__ACTION ITEM__:
Give back the full data, unchanged and complete.

=== DATA EXTRACTS ===

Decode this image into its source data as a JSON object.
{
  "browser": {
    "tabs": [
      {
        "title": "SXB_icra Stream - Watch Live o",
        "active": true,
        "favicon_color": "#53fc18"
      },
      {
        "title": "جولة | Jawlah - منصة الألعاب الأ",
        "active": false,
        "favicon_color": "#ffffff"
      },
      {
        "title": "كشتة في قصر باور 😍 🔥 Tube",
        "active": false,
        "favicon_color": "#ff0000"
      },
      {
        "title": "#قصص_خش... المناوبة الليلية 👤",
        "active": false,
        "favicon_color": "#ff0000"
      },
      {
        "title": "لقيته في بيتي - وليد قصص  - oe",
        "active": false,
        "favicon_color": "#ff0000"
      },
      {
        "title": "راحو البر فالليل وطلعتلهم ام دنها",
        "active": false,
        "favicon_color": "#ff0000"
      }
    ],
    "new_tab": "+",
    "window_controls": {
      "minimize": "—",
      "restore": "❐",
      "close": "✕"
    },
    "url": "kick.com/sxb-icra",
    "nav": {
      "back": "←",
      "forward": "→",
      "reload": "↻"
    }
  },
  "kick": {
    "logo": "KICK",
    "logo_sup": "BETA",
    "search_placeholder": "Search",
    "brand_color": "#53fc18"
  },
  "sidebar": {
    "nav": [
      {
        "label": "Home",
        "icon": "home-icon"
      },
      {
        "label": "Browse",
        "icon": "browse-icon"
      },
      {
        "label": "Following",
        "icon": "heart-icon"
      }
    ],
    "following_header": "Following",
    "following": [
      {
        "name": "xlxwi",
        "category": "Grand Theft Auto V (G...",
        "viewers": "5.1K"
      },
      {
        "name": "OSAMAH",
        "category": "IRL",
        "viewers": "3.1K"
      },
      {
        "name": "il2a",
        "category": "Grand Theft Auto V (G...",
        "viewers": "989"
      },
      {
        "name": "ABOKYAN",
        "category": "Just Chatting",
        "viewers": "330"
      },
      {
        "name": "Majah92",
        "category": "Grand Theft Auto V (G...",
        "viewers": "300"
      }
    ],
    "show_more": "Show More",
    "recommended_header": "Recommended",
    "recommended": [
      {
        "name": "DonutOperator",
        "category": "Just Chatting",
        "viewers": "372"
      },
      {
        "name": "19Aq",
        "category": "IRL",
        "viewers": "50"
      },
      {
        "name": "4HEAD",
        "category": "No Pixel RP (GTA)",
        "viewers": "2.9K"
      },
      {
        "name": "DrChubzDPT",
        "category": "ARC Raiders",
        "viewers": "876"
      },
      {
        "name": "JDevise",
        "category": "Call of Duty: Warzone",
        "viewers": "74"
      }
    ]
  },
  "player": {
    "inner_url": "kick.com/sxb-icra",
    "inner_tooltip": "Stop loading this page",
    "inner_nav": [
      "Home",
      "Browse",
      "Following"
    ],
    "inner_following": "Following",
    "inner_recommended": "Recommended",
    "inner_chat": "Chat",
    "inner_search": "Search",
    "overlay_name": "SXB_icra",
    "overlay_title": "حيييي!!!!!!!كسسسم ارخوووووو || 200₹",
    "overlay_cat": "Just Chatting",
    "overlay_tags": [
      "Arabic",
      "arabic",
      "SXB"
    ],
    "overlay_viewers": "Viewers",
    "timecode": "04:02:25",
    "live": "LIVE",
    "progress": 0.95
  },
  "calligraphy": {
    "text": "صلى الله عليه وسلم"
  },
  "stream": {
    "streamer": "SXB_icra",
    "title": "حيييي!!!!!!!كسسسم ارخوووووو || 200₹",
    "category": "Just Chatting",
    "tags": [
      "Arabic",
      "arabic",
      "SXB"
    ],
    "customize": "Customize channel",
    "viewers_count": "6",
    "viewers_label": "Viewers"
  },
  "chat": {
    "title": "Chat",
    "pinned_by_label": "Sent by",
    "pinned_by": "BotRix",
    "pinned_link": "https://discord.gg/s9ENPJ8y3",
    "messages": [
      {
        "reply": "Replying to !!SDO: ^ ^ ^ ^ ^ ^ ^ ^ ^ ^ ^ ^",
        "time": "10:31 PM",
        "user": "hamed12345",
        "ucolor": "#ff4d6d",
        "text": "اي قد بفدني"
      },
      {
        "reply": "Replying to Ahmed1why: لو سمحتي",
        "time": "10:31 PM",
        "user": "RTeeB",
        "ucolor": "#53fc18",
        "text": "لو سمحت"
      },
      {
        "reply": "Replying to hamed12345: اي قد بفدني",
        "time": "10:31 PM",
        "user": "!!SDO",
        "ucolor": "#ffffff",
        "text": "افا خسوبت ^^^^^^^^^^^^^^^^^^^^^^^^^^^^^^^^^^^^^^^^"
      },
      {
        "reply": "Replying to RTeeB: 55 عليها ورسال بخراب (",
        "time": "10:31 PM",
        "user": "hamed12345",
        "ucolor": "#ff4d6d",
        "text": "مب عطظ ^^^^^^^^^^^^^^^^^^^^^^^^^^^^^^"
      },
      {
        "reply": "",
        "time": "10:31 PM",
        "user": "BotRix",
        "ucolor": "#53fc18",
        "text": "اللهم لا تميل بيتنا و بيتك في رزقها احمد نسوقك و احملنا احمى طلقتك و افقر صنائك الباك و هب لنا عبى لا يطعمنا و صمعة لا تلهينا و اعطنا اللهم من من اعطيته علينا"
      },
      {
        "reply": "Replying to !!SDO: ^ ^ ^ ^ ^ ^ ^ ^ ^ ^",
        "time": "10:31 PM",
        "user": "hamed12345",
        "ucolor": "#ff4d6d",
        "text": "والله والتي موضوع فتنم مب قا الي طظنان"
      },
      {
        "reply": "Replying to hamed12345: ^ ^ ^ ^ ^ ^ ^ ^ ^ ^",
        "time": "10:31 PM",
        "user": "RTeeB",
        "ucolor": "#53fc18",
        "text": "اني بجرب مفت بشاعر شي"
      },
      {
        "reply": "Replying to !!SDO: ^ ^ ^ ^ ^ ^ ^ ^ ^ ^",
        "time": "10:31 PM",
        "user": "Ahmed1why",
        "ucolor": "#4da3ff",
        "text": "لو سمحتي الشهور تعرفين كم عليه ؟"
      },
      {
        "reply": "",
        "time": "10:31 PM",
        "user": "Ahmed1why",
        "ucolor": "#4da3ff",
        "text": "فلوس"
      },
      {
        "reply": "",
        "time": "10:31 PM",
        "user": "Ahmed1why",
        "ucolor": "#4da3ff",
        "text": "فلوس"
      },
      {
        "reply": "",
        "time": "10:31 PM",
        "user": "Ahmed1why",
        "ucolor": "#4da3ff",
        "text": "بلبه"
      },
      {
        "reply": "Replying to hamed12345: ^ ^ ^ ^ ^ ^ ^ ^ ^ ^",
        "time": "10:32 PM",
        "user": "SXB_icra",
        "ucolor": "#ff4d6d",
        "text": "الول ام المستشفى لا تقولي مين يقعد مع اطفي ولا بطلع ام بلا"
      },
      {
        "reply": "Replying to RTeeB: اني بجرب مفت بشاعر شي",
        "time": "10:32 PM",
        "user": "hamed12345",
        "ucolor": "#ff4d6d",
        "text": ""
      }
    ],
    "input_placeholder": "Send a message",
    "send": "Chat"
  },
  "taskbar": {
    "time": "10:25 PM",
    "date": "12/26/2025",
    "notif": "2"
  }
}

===

__RESPONSE TO THIS TASK__:
Decode this image into its source data as a JSON object.
{
  "browser": {
    "tabs": [
      {
        "title": "SXB_icra Stream - Watch Live o",
        "active": true,
        "favicon_color": "#53fc18"
      },
      {
        "title": "جولة | Jawlah - منصة الألعاب الأ",
        "active": false,
        "favicon_color": "#ffffff"
      },
      {
        "title": "كشتة في قصر باور 😍 🔥 Tube",
        "active": false,
        "favicon_color": "#ff0000"
      },
      {
        "title": "#قصص_خش... المناوبة الليلية 👤",
        "active": false,
        "favicon_color": "#ff0000"
      },
      {
        "title": "لقيته في بيتي - وليد قصص  - oe",
        "active": false,
        "favicon_color": "#ff0000"
      },
      {
        "title": "راحو البر فالليل وطلعتلهم ام دنها",
        "active": false,
        "favicon_color": "#ff0000"
      }
    ],
    "new_tab": "+",
    "window_controls": {
      "minimize": "—",
      "restore": "❐",
      "close": "✕"
    },
    "url": "kick.com/sxb-icra",
    "nav": {
      "back": "←",
      "forward": "→",
      "reload": "↻"
    }
  },
  "kick": {
    "logo": "KICK",
    "logo_sup": "BETA",
    "search_placeholder": "Search",
    "brand_color": "#53fc18"
  },
  "sidebar": {
    "nav": [
      {
        "label": "Home",
        "icon": "home-icon"
      },
      {
        "label": "Browse",
        "icon": "browse-icon"
      },
      {
        "label": "Following",
        "icon": "heart-icon"
      }
    ],
    "following_header": "Following",
    "following": [
      {
        "name": "xlxwi",
        "category": "Grand Theft Auto V (G...",
        "viewers": "5.1K"
      },
      {
        "name": "OSAMAH",
        "category": "IRL",
        "viewers": "3.1K"
      },
      {
        "name": "il2a",
        "category": "Grand Theft Auto V (G...",
        "viewers": "989"
      },
      {
        "name": "ABOKYAN",
        "category": "Just Chatting",
        "viewers": "330"
      },
      {
        "name": "Majah92",
        "category": "Grand Theft Auto V (G...",
        "viewers": "300"
      }
    ],
    "show_more": "Show More",
    "recommended_header": "Recommended",
    "recommended": [
      {
        "name": "DonutOperator",
        "category": "Just Chatting",
        "viewers": "372"
      },
      {
        "name": "19Aq",
        "category": "IRL",
        "viewers": "50"
      },
      {
        "name": "4HEAD",
        "category": "No Pixel RP (GTA)",
        "viewers": "2.9K"
      },
      {
        "name": "DrChubzDPT",
        "category": "ARC Raiders",
        "viewers": "876"
      },
      {
        "name": "JDevise",
        "category": "Call of Duty: Warzone",
        "viewers": "74"
      }
    ]
  },
  "player": {
    "inner_url": "kick.com/sxb-icra",
    "inner_tooltip": "Stop loading this page",
    "inner_nav": [
      "Home",
      "Browse",
      "Following"
    ],
    "inner_following": "Following",
    "inner_recommended": "Recommended",
    "inner_chat": "Chat",
    "inner_search": "Search",
    "overlay_name": "SXB_icra",
    "overlay_title": "حيييي!!!!!!!كسسسم ارخوووووو || 200₹",
    "overlay_cat": "Just Chatting",
    "overlay_tags": [
      "Arabic",
      "arabic",
      "SXB"
    ],
    "overlay_viewers": "Viewers",
    "timecode": "04:02:25",
    "live": "LIVE",
    "progress": 0.95
  },
  "calligraphy": {
    "text": "صلى الله عليه وسلم"
  },
  "stream": {
    "streamer": "SXB_icra",
    "title": "حيييي!!!!!!!كسسسم ارخوووووو || 200₹",
    "category": "Just Chatting",
    "tags": [
      "Arabic",
      "arabic",
      "SXB"
    ],
    "customize": "Customize channel",
    "viewers_count": "6",
    "viewers_label": "Viewers"
  },
  "chat": {
    "title": "Chat",
    "pinned_by_label": "Sent by",
    "pinned_by": "BotRix",
    "pinned_link": "https://discord.gg/s9ENPJ8y3",
    "messages": [
      {
        "reply": "Replying to !!SDO: ^ ^ ^ ^ ^ ^ ^ ^ ^ ^ ^ ^",
        "time": "10:31 PM",
        "user": "hamed12345",
        "ucolor": "#ff4d6d",
        "text": "اي قد بفدني"
      },
      {
        "reply": "Replying to Ahmed1why: لو سمحتي",
        "time": "10:31 PM",
        "user": "RTeeB",
        "ucolor": "#53fc18",
        "text": "لو سمحت"
      },
      {
        "reply": "Replying to hamed12345: اي قد بفدني",
        "time": "10:31 PM",
        "user": "!!SDO",
        "ucolor": "#ffffff",
        "text": "افا خسوبت ^^^^^^^^^^^^^^^^^^^^^^^^^^^^^^^^^^^^^^^^"
      },
      {
        "reply": "Replying to RTeeB: 55 عليها ورسال بخراب (",
        "time": "10:31 PM",
        "user": "hamed12345",
        "ucolor": "#ff4d6d",
        "text": "مب عطظ ^^^^^^^^^^^^^^^^^^^^^^^^^^^^^^"
      },
      {
        "reply": "",
        "time": "10:31 PM",
        "user": "BotRix",
        "ucolor": "#53fc18",
        "text": "اللهم لا تميل بيتنا و بيتك في رزقها احمد نسوقك و احملنا احمى طلقتك و افقر صنائك الباك و هب لنا عبى لا يطعمنا و صمعة لا تلهينا و اعطنا اللهم من من اعطيته علينا"
      },
      {
        "reply": "Replying to !!SDO: ^ ^ ^ ^ ^ ^ ^ ^ ^ ^",
        "time": "10:31 PM",
        "user": "hamed12345",
        "ucolor": "#ff4d6d",
        "text": "والله والتي موضوع فتنم مب قا الي طظنان"
      },
      {
        "reply": "Replying to hamed12345: ^ ^ ^ ^ ^ ^ ^ ^ ^ ^",
        "time": "10:31 PM",
        "user": "RTeeB",
        "ucolor": "#53fc18",
        "text": "اني بجرب مفت بشاعر شي"
      },
      {
        "reply": "Replying to !!SDO: ^ ^ ^ ^ ^ ^ ^ ^ ^ ^",
        "time": "10:31 PM",
        "user": "Ahmed1why",
        "ucolor": "#4da3ff",
        "text": "لو سمحتي الشهور تعرفين كم عليه ؟"
      },
      {
        "reply": "",
        "time": "10:31 PM",
        "user": "Ahmed1why",
        "ucolor": "#4da3ff",
        "text": "فلوس"
      },
      {
        "reply": "",
        "time": "10:31 PM",
        "user": "Ahmed1why",
        "ucolor": "#4da3ff",
        "text": "فلوس"
      },
      {
        "reply": "",
        "time": "10:31 PM",
        "user": "Ahmed1why",
        "ucolor": "#4da3ff",
        "text": "بلبه"
      },
      {
        "reply": "Replying to hamed12345: ^ ^ ^ ^ ^ ^ ^ ^ ^ ^",
        "time": "10:32 PM",
        "user": "SXB_icra",
        "ucolor": "#ff4d6d",
        "text": "الول ام المستشفى لا تقولي مين يقعد مع اطفي ولا بطلع ام بلا"
      },
      {
        "reply": "Replying to RTeeB: اني بجرب مفت بشاعر شي",
        "time": "10:32 PM",
        "user": "hamed12345",
        "ucolor": "#ff4d6d",
        "text": ""
      }
    ],
    "input_placeholder": "Send a message",
    "send": "Chat"
  },
  "taskbar": {
    "time": "10:25 PM",
    "date": "12/26/2025",
    "notif": "2"
  }
}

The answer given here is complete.